Athletes can be systematically trained prior to competition to be independent and totally focused. Here are a few tips to help you link mind and body together:
First of all, put forth an effort to eliminate all distractions. It only makes sense that the more extraneous stimuli you have in your environment, the harder it will be to concentrate. Consequently, by eliminating extraneous stimuli, you can create an environment that is more conducive for focusing on your task. Music, talking, noises, and even people at times can become a distraction.
In training, learn to fuse mind and body into each and every skill that you attempt. Like Schwarzenegger, get in touch with your muscles. Try to center all of your body's energy into the muscle you are working. Constantly keep your mind in touch with your body. If at times you find your mind wondering, bring it right back to the muscle you're training.
Another helpful suggestion is to learn how to center.

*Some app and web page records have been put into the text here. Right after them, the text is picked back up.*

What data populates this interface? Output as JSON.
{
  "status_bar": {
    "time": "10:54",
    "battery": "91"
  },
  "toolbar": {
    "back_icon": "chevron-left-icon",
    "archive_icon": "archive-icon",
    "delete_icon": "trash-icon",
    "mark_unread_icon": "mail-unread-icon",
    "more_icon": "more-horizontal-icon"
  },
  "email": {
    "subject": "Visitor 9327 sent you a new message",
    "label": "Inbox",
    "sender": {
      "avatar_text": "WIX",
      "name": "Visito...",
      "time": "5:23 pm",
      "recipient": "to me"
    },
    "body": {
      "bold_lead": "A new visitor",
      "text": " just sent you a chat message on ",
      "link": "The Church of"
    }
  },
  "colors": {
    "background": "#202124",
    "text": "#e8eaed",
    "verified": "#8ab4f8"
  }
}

As indicated, sports psychologists tell us that it is important for the athlete to "stay in the present." We can't control the future, nor the past, so thinking about these time frames can cause anxiety and stress. Centering helps you "stay in the present" by helping you concentrate on your body and your breathing. This allows you to focus on things other than stress, bad calls, what happened, or what will happen next in the competition. The mere act of thinking about your breathing changes your focus from the negative or anxiety causing event to the present task. Focus on breathing a slow, steady stream of air in through your nose. Feel the air enter your lungs and settle into the center of your body. Blow out through your mouth while thinking a key word or phrase that helps you to refocus on what you need to be doing. Some athletes choose to think, "What do I need to do now?" Others say, "Center."
Psychological Factors Affecting Athletic Performance
The Psyching Game
Although we cannot alter our genetic make-up without cosmetic surgery, there are things we can do to project confidences and power. By learning how to control our body language and our facial reactions, we can eliminate overt signs of nervousness and weakness and at the same time exhibit strength. Here are a few tips:
Shave your face.
Don't talk a lot and don't move around a lot.
Try not to show emotion.
Take responsibly for your mistakes.